§ Task requirements:
Repeat each entry exactly. Drop every image.

□ □ □ □ □ □ □

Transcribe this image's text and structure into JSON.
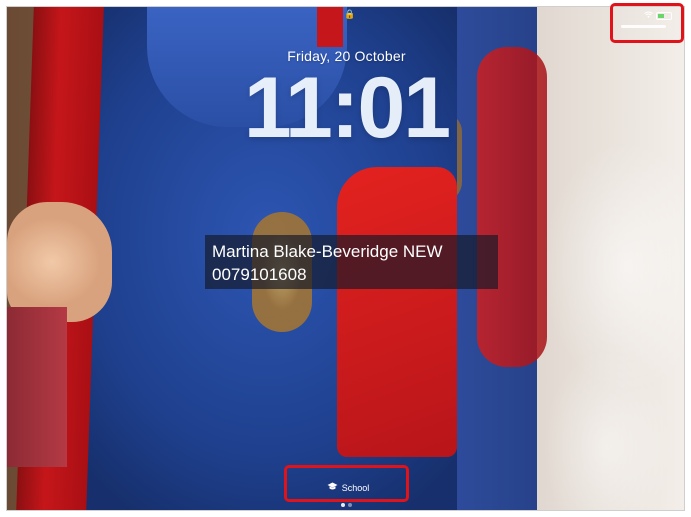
{
  "lock_screen": {
    "date": "Friday, 20 October",
    "time": "11:01",
    "lock_symbol": "🔒"
  },
  "message": {
    "line1": "Martina Blake-Beveridge NEW",
    "line2": "0079101608"
  },
  "focus": {
    "label": "School",
    "icon": "graduation-cap-icon"
  },
  "status_bar": {
    "icons": [
      "wifi-icon",
      "battery-icon"
    ],
    "battery_color": "#6bd46b"
  },
  "annotations": {
    "color": "#e0121a",
    "targets": [
      "status-bar",
      "focus-mode"
    ]
  },
  "page_indicator": {
    "pages": 2,
    "current": 1
  }
}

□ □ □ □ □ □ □

§ Response to this exercise:
Transcribe this image's text and structure into JSON.
{
  "lock_screen": {
    "date": "Friday, 20 October",
    "time": "11:01",
    "lock_symbol": "🔒"
  },
  "message": {
    "line1": "Martina Blake-Beveridge NEW",
    "line2": "0079101608"
  },
  "focus": {
    "label": "School",
    "icon": "graduation-cap-icon"
  },
  "status_bar": {
    "icons": [
      "wifi-icon",
      "battery-icon"
    ],
    "battery_color": "#6bd46b"
  },
  "annotations": {
    "color": "#e0121a",
    "targets": [
      "status-bar",
      "focus-mode"
    ]
  },
  "page_indicator": {
    "pages": 2,
    "current": 1
  }
}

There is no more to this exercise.